Bloomberg Finance, L.P., as of December 31, 2019, calculations per SPDR Americas Research.
Bloomberg Finance L.P., as of 1/10/2019. Based on 180 Day dollar trading volume. Past performance is not a guarantee of future results.


Important risk information

Investing involves risk, and you could lose money on an investment in SPDR Gold Trust ("GLD®").

Commodities and commodity-index linked securities may be affected by changes in overall market movements, changes in interest rates, and other factors such as weather, disease, embargoes, or political and regulatory developments, as well as trading activity of speculators and arbitrageurs in the underlying commodities.

Frequent trading of ETFs could significantly increase commissions and other costs such that they may offset any savings from low fees or costs.

Diversification does not ensure a profit or guarantee against loss.

Investing in commodities entails significant risk and is not appropriate for all investors.

Important Information Relating to SPDR Gold Trust ("GLD®"):

The SPDR Gold Trust ("GLD®") has filed a registration statement (including a prospectus) with the Securities and Exchange Commission ("SEC") for the offering to which this communication relates. Before you invest, you should read the prospectus in that registration statement and other documents GLD has filed with the SEC for more complete information about GLD and this offering. Please see the GLD prospectus for a detailed discussion of the risks of investing in GLD shares. The GLD prospectus is available by clicking here. You may get these documents for free by visiting EDGAR on the SEC website at or by visiting Alternatively, the Trust or any authorized participant will arrange to send you the prospectus if you request it by calling 866.320.4053.

GLD is not an investment company registered under the Investment Company Act of 1940 (the "1940 Act") and is not subject to regulation under the Commodity Exchange Act of 1936 (the "CEA"). As a result, shareholders of the Trust do not have the protections associated with ownership of shares in an investment company registered under the 1940 Act or the protections afforded by the CEA.

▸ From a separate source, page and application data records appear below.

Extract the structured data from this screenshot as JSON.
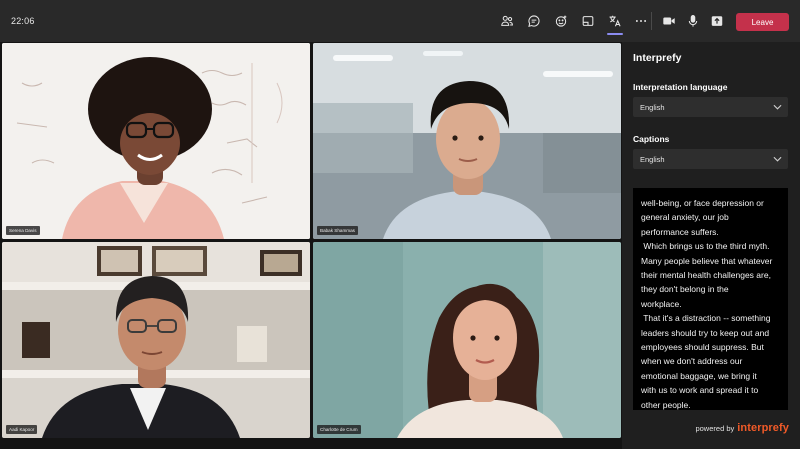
{
  "topbar": {
    "time": "22:06",
    "icons": [
      "people-icon",
      "chat-icon",
      "reactions-icon",
      "share-tray-icon",
      "translate-icon",
      "more-icon",
      "camera-icon",
      "mic-icon",
      "share-screen-icon"
    ],
    "leave_label": "Leave",
    "leave_color": "#c4314b"
  },
  "participants": [
    {
      "name": "Serena Davis"
    },
    {
      "name": "Babak Shammas"
    },
    {
      "name": "Aadi Kapoor"
    },
    {
      "name": "Charlotte de Crum"
    }
  ],
  "panel": {
    "title": "Interprefy",
    "interpretation_label": "Interpretation language",
    "interpretation_value": "English",
    "captions_label": "Captions",
    "captions_value": "English",
    "caption_lines": [
      "well-being, or face depression or",
      "general anxiety, our job",
      "performance suffers.",
      " Which brings us to the third myth.",
      "Many people believe that whatever",
      "their mental health challenges are,",
      "they don't belong in the",
      "workplace.",
      " That it's a distraction -- something",
      "leaders should try to keep out and",
      "employees should suppress. But",
      "when we don't address our",
      "emotional baggage, we bring it",
      "with us to work and spread it to",
      "other people."
    ],
    "powered_by": "powered by",
    "brand": "interprefy",
    "brand_color": "#f05a28"
  }
}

GLD shares trade like stocks, are subject to investment risk and will fluctuate in market value. The value of GLD shares relates directly to the value of the gold held by GLD (less its expenses), and fluctuations in the price of gold could materially and adversely affect an investment in the shares. The price received upon the sale of the shares, which trade at market price, may be more or less than the value of the gold represented by them. GLD does not generate any income, and as GLD regularly sells gold to pay for its ongoing expenses, the amount of gold represented by each share will decline over time to that extent.

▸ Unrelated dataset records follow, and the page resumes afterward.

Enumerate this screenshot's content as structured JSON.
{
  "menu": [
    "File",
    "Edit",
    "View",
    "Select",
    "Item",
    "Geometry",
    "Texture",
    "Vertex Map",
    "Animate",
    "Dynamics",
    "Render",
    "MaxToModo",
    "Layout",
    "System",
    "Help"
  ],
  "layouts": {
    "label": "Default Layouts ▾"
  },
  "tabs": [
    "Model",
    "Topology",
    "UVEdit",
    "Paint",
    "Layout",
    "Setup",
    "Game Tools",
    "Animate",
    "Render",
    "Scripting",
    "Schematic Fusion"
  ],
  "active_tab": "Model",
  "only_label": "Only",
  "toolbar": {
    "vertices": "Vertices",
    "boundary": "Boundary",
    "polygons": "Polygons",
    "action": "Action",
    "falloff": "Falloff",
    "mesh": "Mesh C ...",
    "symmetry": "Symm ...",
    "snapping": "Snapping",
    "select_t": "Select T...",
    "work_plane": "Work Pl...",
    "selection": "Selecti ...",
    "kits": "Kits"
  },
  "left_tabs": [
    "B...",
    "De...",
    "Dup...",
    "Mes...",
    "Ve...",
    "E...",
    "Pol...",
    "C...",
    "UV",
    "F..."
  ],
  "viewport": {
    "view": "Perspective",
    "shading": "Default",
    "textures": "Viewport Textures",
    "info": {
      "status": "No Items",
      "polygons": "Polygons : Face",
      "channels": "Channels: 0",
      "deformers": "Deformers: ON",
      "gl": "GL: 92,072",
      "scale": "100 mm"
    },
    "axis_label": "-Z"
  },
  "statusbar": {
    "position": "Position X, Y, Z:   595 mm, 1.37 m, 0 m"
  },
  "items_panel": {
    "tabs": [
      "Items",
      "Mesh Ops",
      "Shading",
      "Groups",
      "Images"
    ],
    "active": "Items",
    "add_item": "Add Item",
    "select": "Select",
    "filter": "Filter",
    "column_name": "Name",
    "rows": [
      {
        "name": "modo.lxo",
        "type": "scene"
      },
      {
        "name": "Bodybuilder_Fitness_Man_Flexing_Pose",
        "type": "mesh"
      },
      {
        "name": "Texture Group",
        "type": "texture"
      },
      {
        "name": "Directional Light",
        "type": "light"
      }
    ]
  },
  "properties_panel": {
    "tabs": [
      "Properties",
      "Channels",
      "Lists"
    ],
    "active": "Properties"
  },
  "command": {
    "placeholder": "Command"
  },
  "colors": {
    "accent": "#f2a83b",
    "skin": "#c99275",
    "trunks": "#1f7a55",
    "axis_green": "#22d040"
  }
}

The World Gold Council name and logo are a registered trademark and used with the permission of the World Gold Council pursuant to a license agreement. The World Gold Council is not responsible for the content of, and is not liable for the use of or reliance on, this material. World Gold Council is an affiliate of GLD's sponsor.

GLD® is a registered trademark of World Gold Trust Services, LLC used with the permission of World Gold Trust Services, LLC.

For more information, please contact the Marketing Agent for GLD: State Street Global Advisors Funds Distributors, LLC, One Iron Street, Boston, MA, 02210; T: +1 866 320 4053